- [Assignment]: How many lines in the records below contain the word "columns"? State that number and nothing more.
Data for this exercise Start Marker
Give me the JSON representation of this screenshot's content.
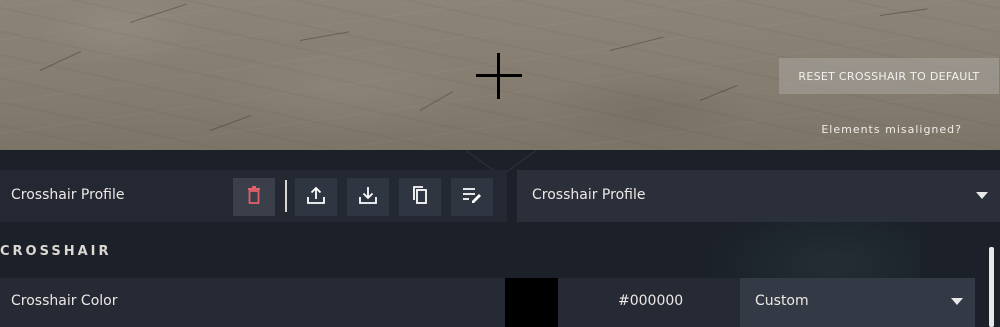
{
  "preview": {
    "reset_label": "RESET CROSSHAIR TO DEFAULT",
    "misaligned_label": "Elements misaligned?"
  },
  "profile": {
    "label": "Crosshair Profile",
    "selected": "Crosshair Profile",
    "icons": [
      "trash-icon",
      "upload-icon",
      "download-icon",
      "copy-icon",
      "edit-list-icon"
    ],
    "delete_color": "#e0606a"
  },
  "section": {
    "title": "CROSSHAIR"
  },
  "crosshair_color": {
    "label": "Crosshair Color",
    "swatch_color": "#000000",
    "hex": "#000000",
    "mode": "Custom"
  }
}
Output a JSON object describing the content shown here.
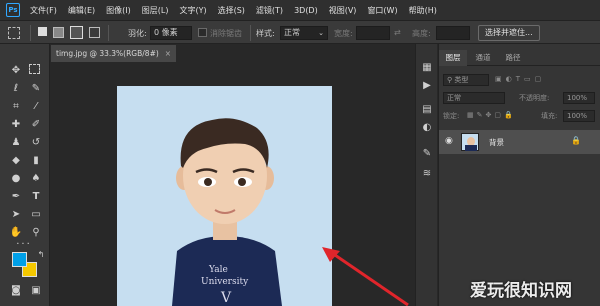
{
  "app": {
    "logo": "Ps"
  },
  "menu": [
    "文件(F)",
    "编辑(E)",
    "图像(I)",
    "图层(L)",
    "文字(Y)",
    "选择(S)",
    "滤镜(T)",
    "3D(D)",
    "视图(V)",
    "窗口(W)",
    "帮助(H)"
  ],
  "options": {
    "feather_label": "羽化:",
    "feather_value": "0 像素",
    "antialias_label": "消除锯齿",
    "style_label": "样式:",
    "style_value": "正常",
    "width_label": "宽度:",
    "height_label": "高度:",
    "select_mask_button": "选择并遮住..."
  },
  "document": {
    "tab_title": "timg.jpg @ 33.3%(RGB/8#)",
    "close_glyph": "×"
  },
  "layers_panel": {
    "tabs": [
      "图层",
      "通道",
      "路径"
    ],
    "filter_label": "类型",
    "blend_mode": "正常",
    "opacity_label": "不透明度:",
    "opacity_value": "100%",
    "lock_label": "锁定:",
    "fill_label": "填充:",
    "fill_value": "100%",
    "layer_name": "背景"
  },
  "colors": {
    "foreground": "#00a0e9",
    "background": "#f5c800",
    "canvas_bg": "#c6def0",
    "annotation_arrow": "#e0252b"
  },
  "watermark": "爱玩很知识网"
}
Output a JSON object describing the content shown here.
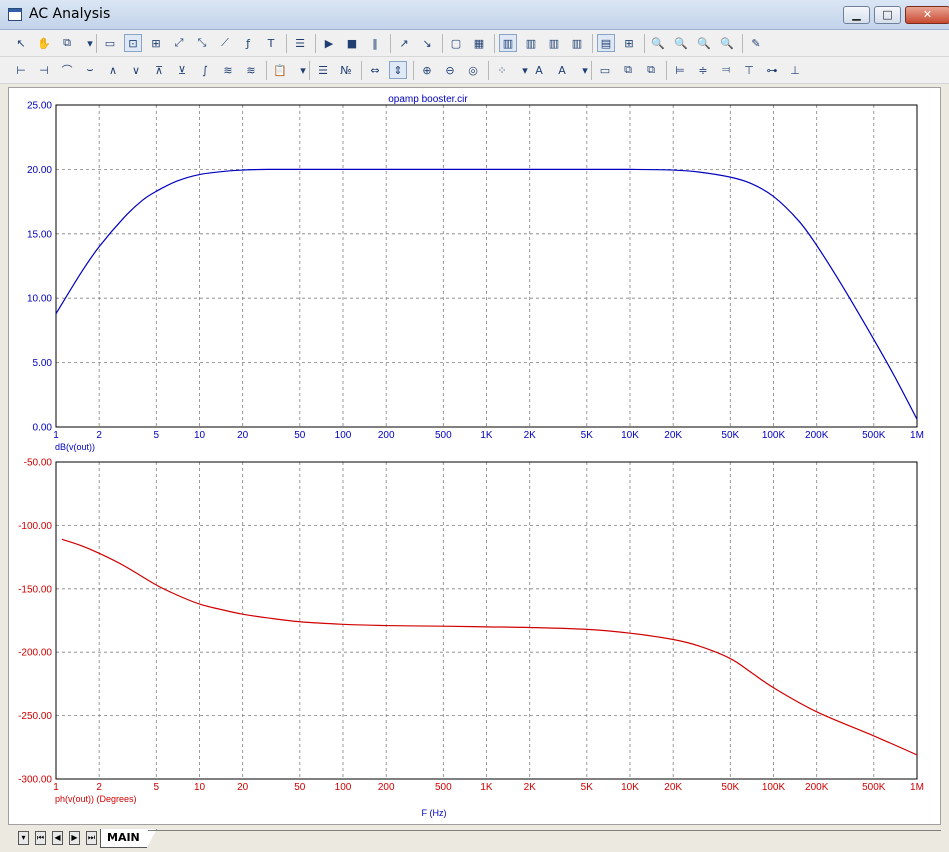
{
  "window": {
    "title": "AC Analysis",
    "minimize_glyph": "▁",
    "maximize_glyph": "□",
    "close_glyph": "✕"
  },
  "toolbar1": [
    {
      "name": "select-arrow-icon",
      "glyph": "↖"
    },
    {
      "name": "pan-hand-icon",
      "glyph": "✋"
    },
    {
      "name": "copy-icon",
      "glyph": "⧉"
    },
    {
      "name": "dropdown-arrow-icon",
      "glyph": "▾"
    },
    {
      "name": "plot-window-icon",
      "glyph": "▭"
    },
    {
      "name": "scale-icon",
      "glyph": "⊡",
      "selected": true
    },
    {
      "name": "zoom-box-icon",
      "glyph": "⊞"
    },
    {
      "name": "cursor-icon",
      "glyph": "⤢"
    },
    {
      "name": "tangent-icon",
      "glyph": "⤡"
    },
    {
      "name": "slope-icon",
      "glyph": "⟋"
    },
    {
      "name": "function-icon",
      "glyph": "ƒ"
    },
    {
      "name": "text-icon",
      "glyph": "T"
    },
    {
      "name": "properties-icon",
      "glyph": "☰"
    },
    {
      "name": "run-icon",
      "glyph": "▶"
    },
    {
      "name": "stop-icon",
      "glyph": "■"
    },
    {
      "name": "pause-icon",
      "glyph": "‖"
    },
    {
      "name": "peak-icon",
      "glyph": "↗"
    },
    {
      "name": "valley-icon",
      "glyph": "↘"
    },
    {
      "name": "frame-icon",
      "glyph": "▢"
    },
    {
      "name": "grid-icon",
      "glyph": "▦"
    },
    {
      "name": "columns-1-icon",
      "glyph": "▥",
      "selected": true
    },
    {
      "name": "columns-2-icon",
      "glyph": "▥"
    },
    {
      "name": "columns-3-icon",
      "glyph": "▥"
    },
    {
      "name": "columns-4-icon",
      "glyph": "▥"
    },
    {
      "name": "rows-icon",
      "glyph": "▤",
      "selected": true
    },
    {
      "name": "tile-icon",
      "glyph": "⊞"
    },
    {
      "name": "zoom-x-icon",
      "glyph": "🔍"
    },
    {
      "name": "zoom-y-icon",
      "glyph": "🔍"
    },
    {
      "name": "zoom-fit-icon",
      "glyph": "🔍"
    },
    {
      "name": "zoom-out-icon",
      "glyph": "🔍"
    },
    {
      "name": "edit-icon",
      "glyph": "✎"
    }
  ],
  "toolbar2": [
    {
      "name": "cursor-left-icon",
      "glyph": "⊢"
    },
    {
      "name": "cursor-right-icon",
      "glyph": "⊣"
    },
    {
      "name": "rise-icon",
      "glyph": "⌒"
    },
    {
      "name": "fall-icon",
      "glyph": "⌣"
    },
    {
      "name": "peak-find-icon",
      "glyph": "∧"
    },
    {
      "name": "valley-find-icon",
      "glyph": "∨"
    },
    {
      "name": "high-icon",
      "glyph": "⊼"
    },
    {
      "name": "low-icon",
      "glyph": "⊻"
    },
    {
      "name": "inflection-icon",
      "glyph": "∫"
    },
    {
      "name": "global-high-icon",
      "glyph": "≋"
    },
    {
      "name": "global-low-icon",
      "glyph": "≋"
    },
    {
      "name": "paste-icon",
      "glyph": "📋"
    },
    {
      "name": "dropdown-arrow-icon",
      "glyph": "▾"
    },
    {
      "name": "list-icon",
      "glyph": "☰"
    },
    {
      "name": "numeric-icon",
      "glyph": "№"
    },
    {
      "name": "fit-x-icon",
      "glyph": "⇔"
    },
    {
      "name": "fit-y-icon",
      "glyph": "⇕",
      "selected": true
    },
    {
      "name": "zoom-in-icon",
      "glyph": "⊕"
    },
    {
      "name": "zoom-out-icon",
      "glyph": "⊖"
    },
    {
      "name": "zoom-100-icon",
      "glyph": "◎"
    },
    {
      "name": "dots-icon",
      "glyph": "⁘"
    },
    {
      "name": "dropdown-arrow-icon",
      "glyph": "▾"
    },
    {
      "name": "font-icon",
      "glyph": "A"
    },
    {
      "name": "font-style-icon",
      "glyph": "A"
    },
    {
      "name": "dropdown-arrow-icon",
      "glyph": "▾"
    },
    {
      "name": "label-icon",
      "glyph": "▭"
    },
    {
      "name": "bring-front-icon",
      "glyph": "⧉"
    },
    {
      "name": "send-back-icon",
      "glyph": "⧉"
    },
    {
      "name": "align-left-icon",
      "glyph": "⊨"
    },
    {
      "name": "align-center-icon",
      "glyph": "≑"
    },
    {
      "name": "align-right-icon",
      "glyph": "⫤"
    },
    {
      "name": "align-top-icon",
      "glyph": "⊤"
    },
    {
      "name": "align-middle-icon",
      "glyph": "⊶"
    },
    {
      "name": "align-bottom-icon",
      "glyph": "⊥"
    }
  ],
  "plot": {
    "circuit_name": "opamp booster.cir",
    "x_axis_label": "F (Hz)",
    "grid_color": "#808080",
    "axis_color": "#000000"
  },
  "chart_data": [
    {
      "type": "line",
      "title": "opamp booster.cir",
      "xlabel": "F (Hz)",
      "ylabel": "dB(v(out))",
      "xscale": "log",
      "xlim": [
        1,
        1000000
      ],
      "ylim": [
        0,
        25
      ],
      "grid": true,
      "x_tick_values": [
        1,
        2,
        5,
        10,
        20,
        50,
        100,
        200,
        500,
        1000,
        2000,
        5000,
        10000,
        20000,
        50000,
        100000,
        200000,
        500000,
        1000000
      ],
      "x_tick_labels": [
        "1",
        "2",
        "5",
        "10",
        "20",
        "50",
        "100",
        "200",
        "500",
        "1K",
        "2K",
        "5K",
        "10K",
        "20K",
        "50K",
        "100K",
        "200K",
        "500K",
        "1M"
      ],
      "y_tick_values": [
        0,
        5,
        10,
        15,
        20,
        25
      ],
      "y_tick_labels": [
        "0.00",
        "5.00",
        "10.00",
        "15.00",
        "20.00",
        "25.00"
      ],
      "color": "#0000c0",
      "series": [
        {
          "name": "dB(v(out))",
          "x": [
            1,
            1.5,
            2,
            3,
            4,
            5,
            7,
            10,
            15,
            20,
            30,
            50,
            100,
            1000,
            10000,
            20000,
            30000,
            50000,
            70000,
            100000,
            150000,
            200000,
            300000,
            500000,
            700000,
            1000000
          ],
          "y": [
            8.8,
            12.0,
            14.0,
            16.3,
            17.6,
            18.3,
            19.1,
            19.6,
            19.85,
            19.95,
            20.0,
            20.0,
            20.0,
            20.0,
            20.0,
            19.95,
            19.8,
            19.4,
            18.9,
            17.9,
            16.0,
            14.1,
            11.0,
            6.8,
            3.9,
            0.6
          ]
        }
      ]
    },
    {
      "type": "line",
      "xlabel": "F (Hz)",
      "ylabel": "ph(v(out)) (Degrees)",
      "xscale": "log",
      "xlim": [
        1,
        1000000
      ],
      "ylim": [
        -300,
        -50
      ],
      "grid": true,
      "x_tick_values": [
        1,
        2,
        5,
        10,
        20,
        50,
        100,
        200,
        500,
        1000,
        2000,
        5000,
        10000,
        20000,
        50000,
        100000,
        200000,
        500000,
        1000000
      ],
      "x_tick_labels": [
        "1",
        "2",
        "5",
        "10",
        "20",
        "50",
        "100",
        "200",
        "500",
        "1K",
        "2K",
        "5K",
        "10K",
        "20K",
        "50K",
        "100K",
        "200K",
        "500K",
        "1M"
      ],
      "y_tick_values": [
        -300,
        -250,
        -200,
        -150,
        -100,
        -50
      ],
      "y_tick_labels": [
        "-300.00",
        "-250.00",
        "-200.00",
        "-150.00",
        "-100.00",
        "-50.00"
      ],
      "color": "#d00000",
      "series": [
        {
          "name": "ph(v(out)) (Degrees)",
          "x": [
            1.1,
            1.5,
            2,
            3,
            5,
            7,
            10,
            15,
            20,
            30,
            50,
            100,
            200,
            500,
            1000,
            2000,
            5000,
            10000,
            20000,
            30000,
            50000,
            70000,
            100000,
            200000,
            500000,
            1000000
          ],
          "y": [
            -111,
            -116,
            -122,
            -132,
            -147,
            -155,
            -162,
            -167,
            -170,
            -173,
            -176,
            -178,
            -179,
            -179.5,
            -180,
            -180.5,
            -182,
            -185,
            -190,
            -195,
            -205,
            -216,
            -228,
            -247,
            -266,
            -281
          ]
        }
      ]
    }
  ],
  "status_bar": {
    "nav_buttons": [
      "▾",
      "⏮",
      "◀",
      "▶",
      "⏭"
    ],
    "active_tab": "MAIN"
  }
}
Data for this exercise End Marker
- [Solution to the problem]: 4